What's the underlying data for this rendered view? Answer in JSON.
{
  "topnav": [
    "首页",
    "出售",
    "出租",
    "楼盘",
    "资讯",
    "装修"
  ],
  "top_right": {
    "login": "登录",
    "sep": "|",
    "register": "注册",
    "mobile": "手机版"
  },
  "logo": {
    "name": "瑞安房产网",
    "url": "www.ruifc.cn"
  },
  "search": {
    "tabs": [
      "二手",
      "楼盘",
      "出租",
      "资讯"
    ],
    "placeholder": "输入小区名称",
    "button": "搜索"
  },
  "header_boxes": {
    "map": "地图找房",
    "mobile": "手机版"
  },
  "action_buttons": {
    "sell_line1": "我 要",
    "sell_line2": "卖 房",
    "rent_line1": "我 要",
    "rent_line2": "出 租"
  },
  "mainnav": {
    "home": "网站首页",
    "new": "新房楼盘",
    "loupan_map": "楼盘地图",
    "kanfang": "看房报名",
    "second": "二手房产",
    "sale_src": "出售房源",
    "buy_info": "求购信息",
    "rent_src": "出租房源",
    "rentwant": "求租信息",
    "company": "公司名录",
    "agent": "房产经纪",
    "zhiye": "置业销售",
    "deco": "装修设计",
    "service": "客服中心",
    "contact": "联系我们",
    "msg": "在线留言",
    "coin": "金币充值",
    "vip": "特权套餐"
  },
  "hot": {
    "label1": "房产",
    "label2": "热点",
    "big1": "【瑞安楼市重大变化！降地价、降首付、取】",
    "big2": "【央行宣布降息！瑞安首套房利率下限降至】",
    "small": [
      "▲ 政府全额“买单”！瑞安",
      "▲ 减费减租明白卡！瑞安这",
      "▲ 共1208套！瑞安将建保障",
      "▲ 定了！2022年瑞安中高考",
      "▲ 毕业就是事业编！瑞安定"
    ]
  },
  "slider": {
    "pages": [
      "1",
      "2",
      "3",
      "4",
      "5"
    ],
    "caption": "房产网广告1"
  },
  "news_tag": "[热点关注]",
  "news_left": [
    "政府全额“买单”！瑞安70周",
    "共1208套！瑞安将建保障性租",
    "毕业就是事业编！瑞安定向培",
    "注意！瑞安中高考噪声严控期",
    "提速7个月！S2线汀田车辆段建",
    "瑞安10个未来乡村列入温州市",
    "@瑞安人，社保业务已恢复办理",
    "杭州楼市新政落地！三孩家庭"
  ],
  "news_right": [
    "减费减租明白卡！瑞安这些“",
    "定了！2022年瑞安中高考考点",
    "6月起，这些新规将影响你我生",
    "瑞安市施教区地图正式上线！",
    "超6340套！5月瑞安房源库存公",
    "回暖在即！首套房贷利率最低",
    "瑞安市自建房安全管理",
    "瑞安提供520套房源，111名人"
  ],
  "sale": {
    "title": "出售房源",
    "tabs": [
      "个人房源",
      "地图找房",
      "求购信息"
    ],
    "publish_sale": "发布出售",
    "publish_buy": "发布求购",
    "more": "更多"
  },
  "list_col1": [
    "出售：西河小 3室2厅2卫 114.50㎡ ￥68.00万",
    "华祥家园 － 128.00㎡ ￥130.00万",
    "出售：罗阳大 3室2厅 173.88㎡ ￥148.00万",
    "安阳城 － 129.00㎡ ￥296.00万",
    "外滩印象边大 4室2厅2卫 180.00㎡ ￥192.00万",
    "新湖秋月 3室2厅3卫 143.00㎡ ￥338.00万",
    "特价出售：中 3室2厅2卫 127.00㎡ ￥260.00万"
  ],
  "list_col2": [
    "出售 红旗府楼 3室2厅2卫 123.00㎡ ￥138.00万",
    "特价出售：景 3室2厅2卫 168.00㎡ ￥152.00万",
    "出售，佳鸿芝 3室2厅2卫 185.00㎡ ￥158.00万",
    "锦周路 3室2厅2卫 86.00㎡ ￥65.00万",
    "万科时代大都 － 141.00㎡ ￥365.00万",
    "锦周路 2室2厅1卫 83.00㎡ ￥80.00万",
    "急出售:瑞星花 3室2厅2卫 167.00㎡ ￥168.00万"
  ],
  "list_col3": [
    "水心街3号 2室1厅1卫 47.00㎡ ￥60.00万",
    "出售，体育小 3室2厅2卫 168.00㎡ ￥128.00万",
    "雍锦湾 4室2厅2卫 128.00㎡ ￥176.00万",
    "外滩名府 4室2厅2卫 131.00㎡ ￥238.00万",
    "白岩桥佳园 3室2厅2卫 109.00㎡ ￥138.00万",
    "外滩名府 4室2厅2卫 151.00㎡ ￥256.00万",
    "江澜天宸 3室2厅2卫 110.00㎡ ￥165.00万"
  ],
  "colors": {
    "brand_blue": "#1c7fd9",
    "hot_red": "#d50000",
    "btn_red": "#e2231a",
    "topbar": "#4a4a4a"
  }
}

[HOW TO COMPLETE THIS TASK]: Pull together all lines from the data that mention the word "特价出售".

[WORKED SOLUTION]:
    "特价出售：中 3室2厅2卫 127.00㎡ ￥260.00万"
    "特价出售：景 3室2厅2卫 168.00㎡ ￥152.00万",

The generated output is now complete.